The plant is native to a wide area of Eurasia, stretching from India right across continental Europe. It has been eaten in those areas for literally thousands of years. Beginning sometime in the middle of the second millennium only the leaves of the plant were consumed and it was the use of a white variety for the production of sugar in the 18th century that people were reminded of beetroot itself as an edible vegetable.
As you would expect with its history in sugar production, beetroot is quite high in sugar content. In fact at 8 % it is one of the most sugar dense of all vegetables. When you slice through a beetroot, you will notice a series of concentric layers, somewhat resembling a bisected tree trunk. These rings are alternating layers of storage and vascular tissue that are highlighted in a wonderful Italian variety called chioggia, which has vivid white and magenta variegation.
Other interesting variations include albina vereduna, a white Dutch variety, golden beetroot, smaller and even sweeter than the original with an mesmerizing orange, gold colour and baby beetroot, which are popular with restaurants because they can be served whole when mature.
When cooking beetroot, it is important to remember a couple of points. Always prepare beetroot separately from any other ingredients as it has the ability to colour taint absolutely all that comes into contact. This is why food author Jane Grigson referred to beetroot as "the bossy vegetable" If you are peeling or grating beetroot it is advisable to wear gloves as the colour will stain you hands most alarmingly. I have even endured small cuts while preparing beetroot that have turned into temporary tattoos. If colour is all important, it is best to cook your beetroot whole as peeling and cutting of the root will result in the pigment leaking during cooking.
Believe it or not, a slice of beetroot is considered de rigueur on hamburgers in Australia, but if that sounds too bizzare, try one of the following simple recipes.
6 beetroot (beets), peeled and grated
½ cup brown sugar
½ cup balsamic vinegar
½ cup dry sherry
Zest (grated peel) of 1 orange
1 cinnamon stick
Freshly ground black pepper
Pour all the ingredients into a large heavy-based pot that is non-reactive, i.e. not aluminium. Bring gently to a low heat and cook until most of the liquid has evaporated (about 45 minutes to an hour), stirring occasionally. Pack into sterilized jars and store in the refrigerator for several months. Serve as part of an antipasto platter or maybe with some feta cheese and rocket for a yummy vegetarian sandwich.
Sea salt roasted beetroot
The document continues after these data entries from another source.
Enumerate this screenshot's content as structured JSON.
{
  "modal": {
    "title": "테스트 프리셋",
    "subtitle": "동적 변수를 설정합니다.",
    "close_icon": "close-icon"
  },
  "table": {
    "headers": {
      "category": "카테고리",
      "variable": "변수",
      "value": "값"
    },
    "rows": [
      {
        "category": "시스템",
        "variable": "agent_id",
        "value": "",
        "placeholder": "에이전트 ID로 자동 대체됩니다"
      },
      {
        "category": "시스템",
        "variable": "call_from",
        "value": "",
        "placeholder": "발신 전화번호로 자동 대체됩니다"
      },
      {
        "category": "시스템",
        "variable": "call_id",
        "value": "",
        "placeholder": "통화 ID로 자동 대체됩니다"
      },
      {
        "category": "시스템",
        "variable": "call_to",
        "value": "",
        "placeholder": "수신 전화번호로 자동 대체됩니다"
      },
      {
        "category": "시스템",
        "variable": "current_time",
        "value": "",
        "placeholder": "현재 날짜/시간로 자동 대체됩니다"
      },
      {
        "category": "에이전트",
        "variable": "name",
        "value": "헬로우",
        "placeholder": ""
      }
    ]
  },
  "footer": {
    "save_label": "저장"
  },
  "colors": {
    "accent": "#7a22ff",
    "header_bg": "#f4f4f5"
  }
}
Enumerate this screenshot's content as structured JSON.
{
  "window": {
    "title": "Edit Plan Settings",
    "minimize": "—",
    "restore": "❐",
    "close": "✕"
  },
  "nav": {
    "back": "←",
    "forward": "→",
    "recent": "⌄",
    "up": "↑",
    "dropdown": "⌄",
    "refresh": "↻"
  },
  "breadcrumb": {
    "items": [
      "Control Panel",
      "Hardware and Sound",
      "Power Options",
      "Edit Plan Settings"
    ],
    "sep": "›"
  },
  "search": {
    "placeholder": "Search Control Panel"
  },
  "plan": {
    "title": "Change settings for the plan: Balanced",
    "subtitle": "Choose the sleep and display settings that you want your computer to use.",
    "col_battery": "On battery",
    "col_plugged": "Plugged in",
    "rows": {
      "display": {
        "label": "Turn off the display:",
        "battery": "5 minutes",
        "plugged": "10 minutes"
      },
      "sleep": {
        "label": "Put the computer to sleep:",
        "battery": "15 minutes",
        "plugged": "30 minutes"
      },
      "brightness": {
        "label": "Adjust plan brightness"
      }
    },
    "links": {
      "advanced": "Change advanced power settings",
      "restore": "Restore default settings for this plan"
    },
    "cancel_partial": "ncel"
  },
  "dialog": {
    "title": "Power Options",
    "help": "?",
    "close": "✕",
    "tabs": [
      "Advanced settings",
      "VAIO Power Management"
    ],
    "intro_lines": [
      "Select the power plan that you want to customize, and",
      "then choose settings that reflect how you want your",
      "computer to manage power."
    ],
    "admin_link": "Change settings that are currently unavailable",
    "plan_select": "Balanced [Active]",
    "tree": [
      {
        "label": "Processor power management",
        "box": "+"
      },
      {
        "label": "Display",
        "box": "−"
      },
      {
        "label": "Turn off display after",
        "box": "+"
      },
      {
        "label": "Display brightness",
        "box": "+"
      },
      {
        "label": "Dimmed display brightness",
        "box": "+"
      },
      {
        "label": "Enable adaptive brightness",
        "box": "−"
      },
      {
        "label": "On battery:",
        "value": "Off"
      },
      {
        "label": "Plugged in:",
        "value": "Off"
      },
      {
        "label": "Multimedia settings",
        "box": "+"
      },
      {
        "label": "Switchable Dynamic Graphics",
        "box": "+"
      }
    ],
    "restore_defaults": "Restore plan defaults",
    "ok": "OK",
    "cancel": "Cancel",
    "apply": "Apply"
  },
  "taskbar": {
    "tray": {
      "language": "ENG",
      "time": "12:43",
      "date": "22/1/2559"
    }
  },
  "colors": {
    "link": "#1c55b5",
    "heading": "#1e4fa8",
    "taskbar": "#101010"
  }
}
This method of cooking beetroot leaves the skin intact, thus retaining their vivid colour. They are roasted on a bed of sea salt, which may sound overpowering, but the salt gently seeps through the skin during cooking, leaving the whole beetroot beautifully seasoned. If you can't get sea salt or kosher salt, try another recipe as table salt will kill the dish.
6 small to medium beetroot
125 gm (1/4 lb) sea salt
Trim the leaves and stems to within 1 cm of the beetroot. If they have a long root attached, trim as well. Spread the salt evenly on the base of a roasting tray. Place the beetroot on top, with the salt acting as a sturdy base and roast in a preheated 200°C (390°F) oven. Their size will dictate how long the beetroot will take to cook. Test after 40 minute by gently inserting a skewer. If it easily penetrates to the centre then they are done.
Serve with strong flavours, like roasted beef, lamb or even kangaroo and maybe the beetroot leaves steamed and tossed in olive oil, lemon and pepper.